Sir Chris Hoy said he had taken “a whole battery’s worth of pictures on my iPhone … after the Beijing Olympics we had a pretty good reception, a pretty exceptional reception, but this is on a different scale. There are people hanging off the tops of roofs, out of windows and climbing lamp posts. It’s just a sea of red, white and blue. It’s incredible.”
A flypast featured the Red Arrows who were led by Firefly, the gold BA airliner that had transported the Olympic flame to Britain all those months ago.
Yesterday the words 'THANK YOU’ had been painted on its undercarriage, for all of London to see. And that was important to the athletes, who didn’t want this parade to simply be a celebration of their achievements, however wonderful they were. They wanted it to be a way of expressing gratitude to the public, from the thousands of gamesmakers lining the Mall to the office workers back at Mansion House.

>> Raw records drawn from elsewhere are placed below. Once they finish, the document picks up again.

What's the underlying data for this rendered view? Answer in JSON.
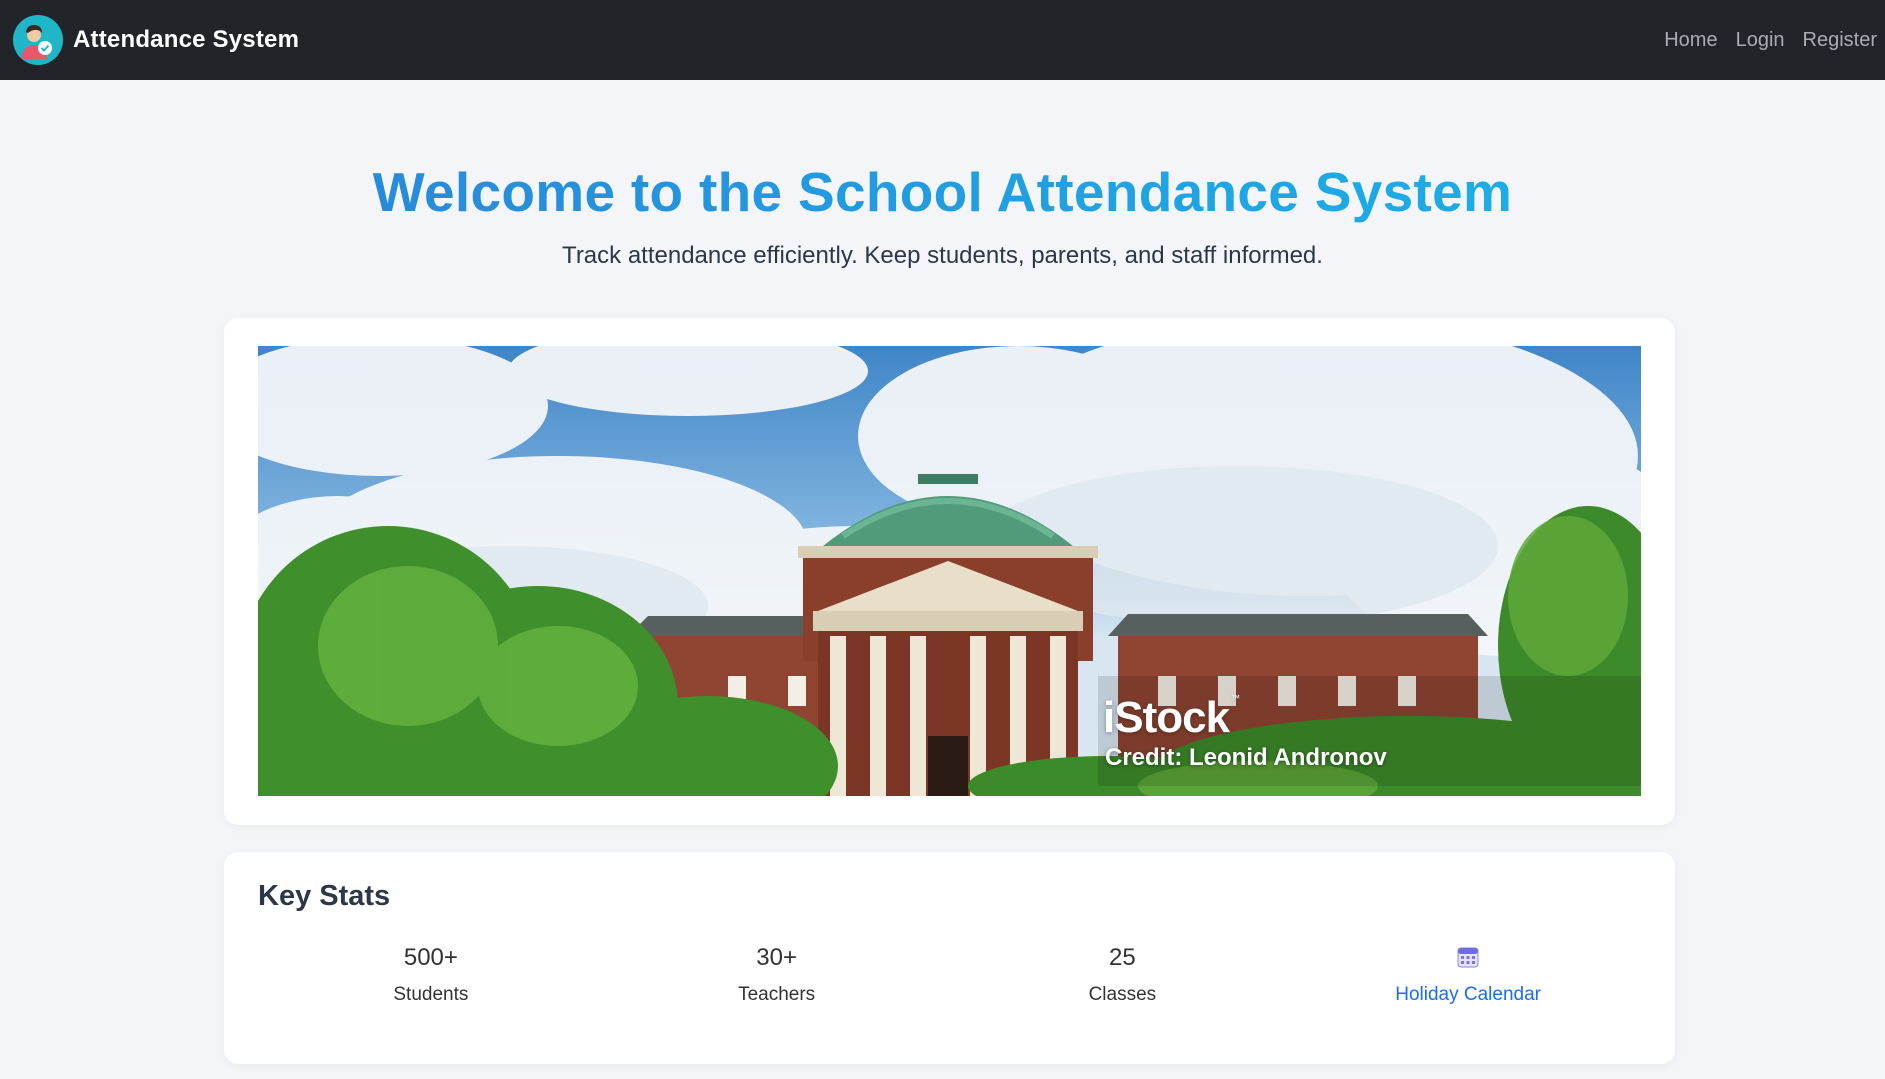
{
  "navbar": {
    "brand": "Attendance System",
    "links": [
      "Home",
      "Login",
      "Register"
    ]
  },
  "hero": {
    "title": "Welcome to the School Attendance System",
    "subtitle": "Track attendance efficiently. Keep students, parents, and staff informed."
  },
  "banner": {
    "watermark": "iStock",
    "trademark": "™",
    "credit": "Credit: Leonid Andronov"
  },
  "stats": {
    "title": "Key Stats",
    "items": [
      {
        "value": "500+",
        "label": "Students"
      },
      {
        "value": "30+",
        "label": "Teachers"
      },
      {
        "value": "25",
        "label": "Classes"
      }
    ],
    "calendar": {
      "icon": "calendar-icon",
      "label": "Holiday Calendar"
    }
  },
  "colors": {
    "navbar": "#212529",
    "title_gradient_start": "#2b7fd6",
    "title_gradient_end": "#19b6ea",
    "link": "#1a6ef0",
    "background": "#f3f5f8"
  }
}
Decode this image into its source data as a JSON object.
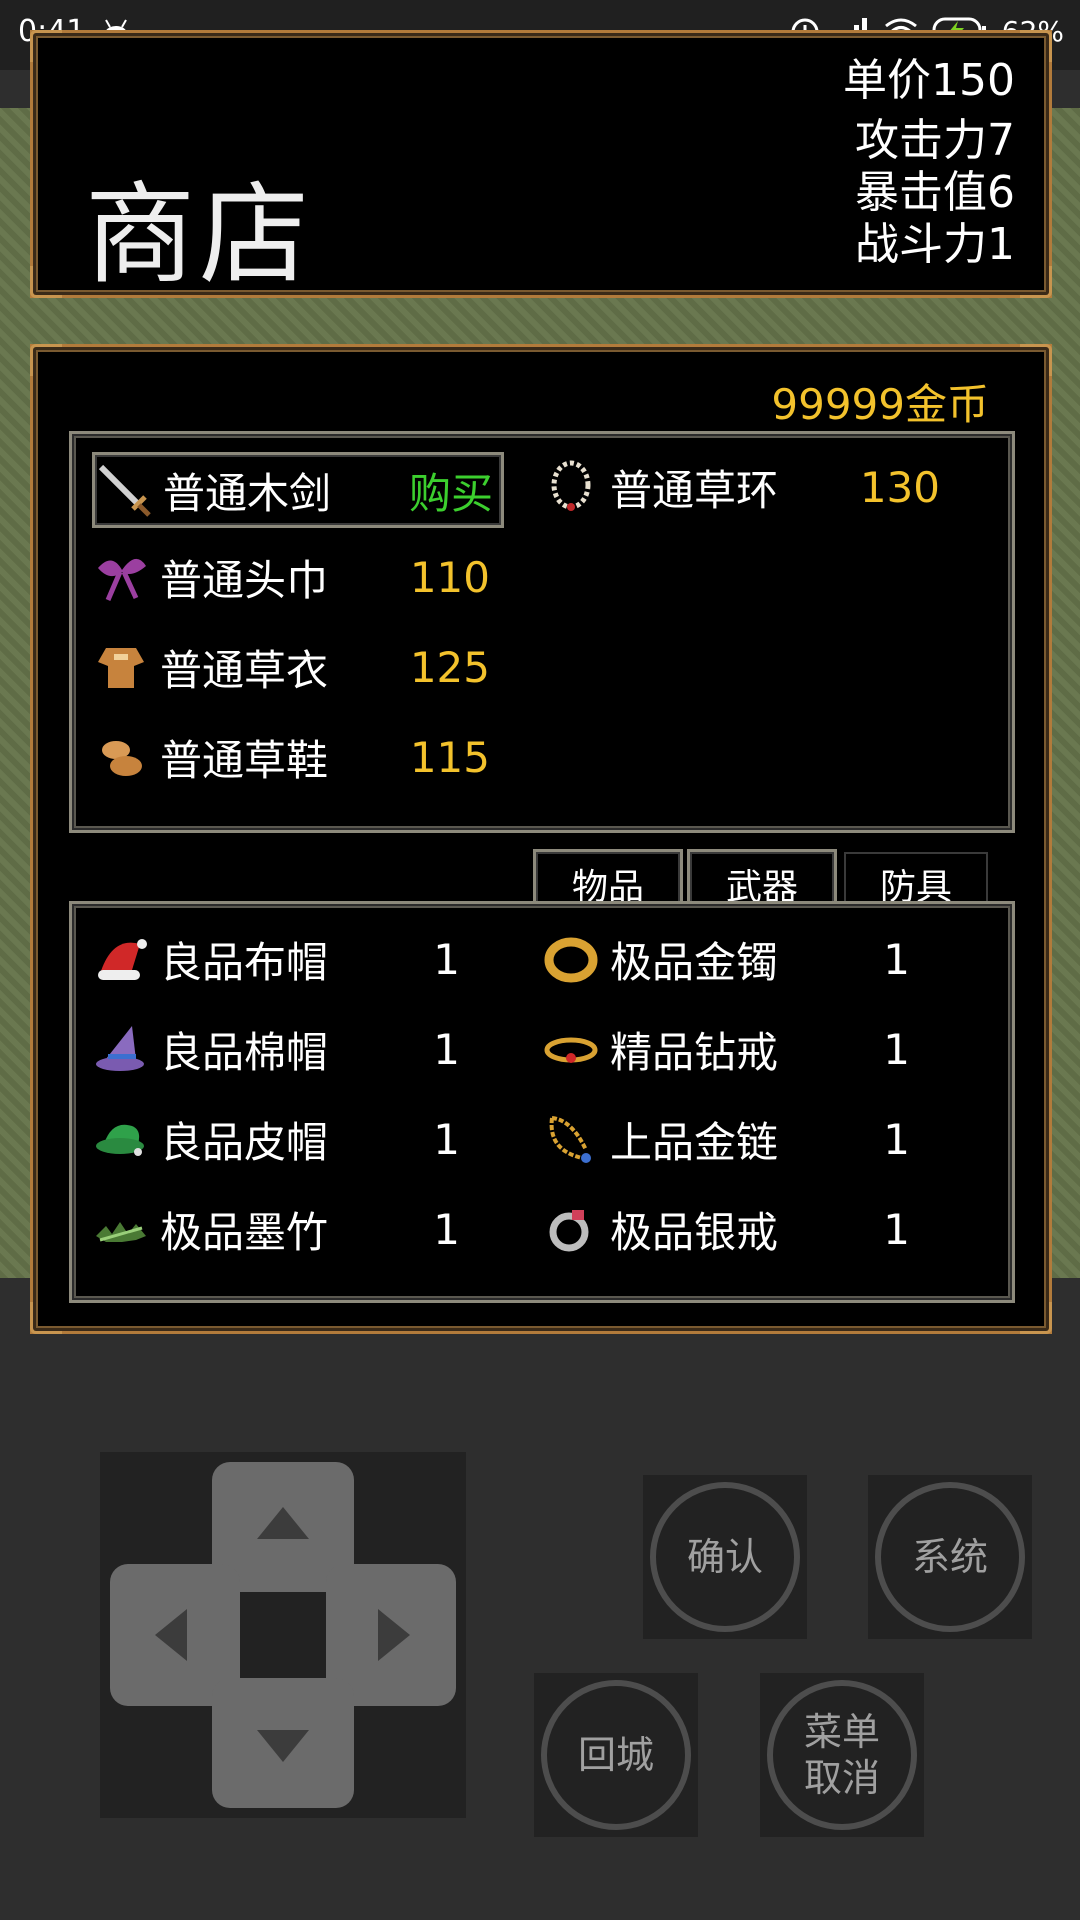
{
  "status_bar": {
    "time": "0:41",
    "battery": "62%"
  },
  "header": {
    "title": "商店",
    "unit_price": "单价150",
    "attack": "攻击力7",
    "crit": "暴击值6",
    "power": "战斗力1"
  },
  "gold": "99999金币",
  "shop_items": [
    {
      "name": "普通木剑",
      "price": "购买",
      "icon": "sword-icon",
      "buy": true
    },
    {
      "name": "普通草环",
      "price": "130",
      "icon": "necklace-icon"
    },
    {
      "name": "普通头巾",
      "price": "110",
      "icon": "ribbon-icon"
    },
    {
      "name": "普通草衣",
      "price": "125",
      "icon": "armor-icon"
    },
    {
      "name": "普通草鞋",
      "price": "115",
      "icon": "shoes-icon"
    }
  ],
  "tabs": [
    "物品",
    "武器",
    "防具"
  ],
  "inventory": [
    {
      "name": "良品布帽",
      "count": "1",
      "icon": "santa-hat-icon"
    },
    {
      "name": "极品金镯",
      "count": "1",
      "icon": "gold-bracelet-icon"
    },
    {
      "name": "良品棉帽",
      "count": "1",
      "icon": "wizard-hat-icon"
    },
    {
      "name": "精品钻戒",
      "count": "1",
      "icon": "diamond-ring-icon"
    },
    {
      "name": "良品皮帽",
      "count": "1",
      "icon": "leather-hat-icon"
    },
    {
      "name": "上品金链",
      "count": "1",
      "icon": "gold-chain-icon"
    },
    {
      "name": "极品墨竹",
      "count": "1",
      "icon": "bamboo-icon"
    },
    {
      "name": "极品银戒",
      "count": "1",
      "icon": "silver-ring-icon"
    }
  ],
  "controls": {
    "confirm": "确认",
    "system": "系统",
    "return_city": "回城",
    "menu_cancel_1": "菜单",
    "menu_cancel_2": "取消"
  },
  "colors": {
    "gold": "#f3c22c",
    "buy": "#3ccf2e",
    "frame": "#b27b3b"
  }
}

“We want to thank every single person of the UK,” said Sarah Storey, “Without your support, we wouldn’t have been able to bring back that bling.” Sir Chris Hoy said that the parade “isn’t about us – it’s about the public.” But it was Katherine Grainger, veteran of four Olympic games, who summed up the mood of our greatest team. “On days like today,” she smiled, “you realise you’re not simply celebrating the British team. You realise you are celebrating the whole nation.”
On the Queen Victoria Memorial, performances were given by the Pet Shop Boys and the scottish singer Amy Macdonald. It was rumoured that Cheryl Cole was the standby should any of the artists pull out.
But standing there, you wondered why any of them were needed in the first place. Given the magic of the opening and closing ceremonies, and the wonder of the last six weeks – the athletes, Paralympians, volunteers and public locked in an emotional embrace that no one wanted to end – it was unlikely anybody had turned up to the Victory parade to hear pop music.
And yet the last words of the Olympics and Paralympics went to an indie band called the Noisettes, who performed on the memorial as streamers flew through the sky. And then the crowds drifted away, the wall of noise nothing but ringing in their ears.
Scuba Divers support the Games in 2012, do you? Anonymous